Our View: Student journalists bear burden of fake news

As President-elect Donald Trump’s inauguration approaches, journalism has been through the wringer. In the latest attack against the printing press, a slew of websites have been peddling made-up stories dressed in legitimate clothing. These fake news stories have helped media critics turn up the volume on their diatribes and put the industry on the chopping block — a worrying development for the future of a free press.

As journalists-in-training, we are taught how to be diligent while reporting. Each piece of information must be verified, no matter how trustworthy the source may seem. The professors at Kent State’s School of Journalism and Mass Communication have prepared us to be wary of what people say to us and the documents we review. Professors have even been known to say, “If your mother tells you she loves you, ask your father.”

In other words, be skeptical.

Social media companies such as Facebook have already started talking of monitoring which sites they feel post fake news. This runs dangerously close to a chilling of the First Amendment and a curtailing of the free flow of information online.

While we should not agree with the philosophies of fake news outlets, we can’t try to quell the speech of others online. What is needed is a much easier, less intrusive solution to the problem of fake news.

JMC’s journalists-to-be are taught how important it is to be media literate, but this tenacity at critical thought needs to expand into the entire student body.

It is up to you, the news media consumer, to consume news online with caution. What is the URL of the original source? Is it legitimate and credible site? What agendas does the site serve? Who is this writer and what other material has he or she written?

This skill is far above the partisan bickering seen on most Facebook feeds.

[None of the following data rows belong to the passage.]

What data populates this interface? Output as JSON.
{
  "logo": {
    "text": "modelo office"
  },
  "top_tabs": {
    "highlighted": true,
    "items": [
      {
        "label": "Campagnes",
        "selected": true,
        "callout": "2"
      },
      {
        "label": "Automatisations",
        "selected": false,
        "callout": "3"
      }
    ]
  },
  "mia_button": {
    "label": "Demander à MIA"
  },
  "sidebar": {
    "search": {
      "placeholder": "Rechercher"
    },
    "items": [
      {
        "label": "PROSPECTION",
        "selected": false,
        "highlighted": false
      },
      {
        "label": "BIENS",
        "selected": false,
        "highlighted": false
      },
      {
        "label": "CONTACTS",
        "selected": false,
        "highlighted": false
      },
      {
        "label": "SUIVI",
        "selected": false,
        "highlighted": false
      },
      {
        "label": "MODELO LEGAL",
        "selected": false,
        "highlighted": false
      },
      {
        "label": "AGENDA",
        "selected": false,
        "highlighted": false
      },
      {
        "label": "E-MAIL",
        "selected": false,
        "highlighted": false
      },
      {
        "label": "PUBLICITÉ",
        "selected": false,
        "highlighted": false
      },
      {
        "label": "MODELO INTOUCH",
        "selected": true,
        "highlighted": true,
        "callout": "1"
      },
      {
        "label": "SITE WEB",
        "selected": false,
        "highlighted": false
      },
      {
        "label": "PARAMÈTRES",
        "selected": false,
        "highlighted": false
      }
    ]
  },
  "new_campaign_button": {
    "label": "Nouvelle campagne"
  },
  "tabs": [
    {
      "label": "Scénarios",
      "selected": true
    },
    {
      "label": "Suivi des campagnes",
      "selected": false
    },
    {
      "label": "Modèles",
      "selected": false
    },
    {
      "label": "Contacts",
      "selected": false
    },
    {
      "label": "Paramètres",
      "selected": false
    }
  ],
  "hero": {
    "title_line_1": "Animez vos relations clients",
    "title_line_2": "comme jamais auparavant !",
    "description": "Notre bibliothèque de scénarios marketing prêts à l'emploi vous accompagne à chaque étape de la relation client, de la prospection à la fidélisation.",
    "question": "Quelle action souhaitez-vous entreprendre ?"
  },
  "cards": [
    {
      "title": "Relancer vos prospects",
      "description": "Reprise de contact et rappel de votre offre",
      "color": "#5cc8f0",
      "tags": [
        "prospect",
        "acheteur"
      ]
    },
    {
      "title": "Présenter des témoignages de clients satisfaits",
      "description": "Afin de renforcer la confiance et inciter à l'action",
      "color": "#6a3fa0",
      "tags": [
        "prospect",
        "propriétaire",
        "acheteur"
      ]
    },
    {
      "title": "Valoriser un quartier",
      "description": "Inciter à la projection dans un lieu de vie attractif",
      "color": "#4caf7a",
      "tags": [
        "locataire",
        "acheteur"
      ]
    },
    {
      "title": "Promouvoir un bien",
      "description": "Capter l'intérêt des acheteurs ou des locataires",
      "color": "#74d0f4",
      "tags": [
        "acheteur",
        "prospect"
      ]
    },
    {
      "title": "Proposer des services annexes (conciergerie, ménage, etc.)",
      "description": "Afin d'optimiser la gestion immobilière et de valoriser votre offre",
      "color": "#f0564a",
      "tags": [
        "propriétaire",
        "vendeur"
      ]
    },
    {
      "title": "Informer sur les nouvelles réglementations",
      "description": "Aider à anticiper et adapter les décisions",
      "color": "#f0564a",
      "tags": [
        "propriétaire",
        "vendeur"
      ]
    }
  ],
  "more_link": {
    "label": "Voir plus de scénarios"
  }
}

It needs to be embedded in news consumers’ habits, no matter what side of the aisle they want to toss their hat.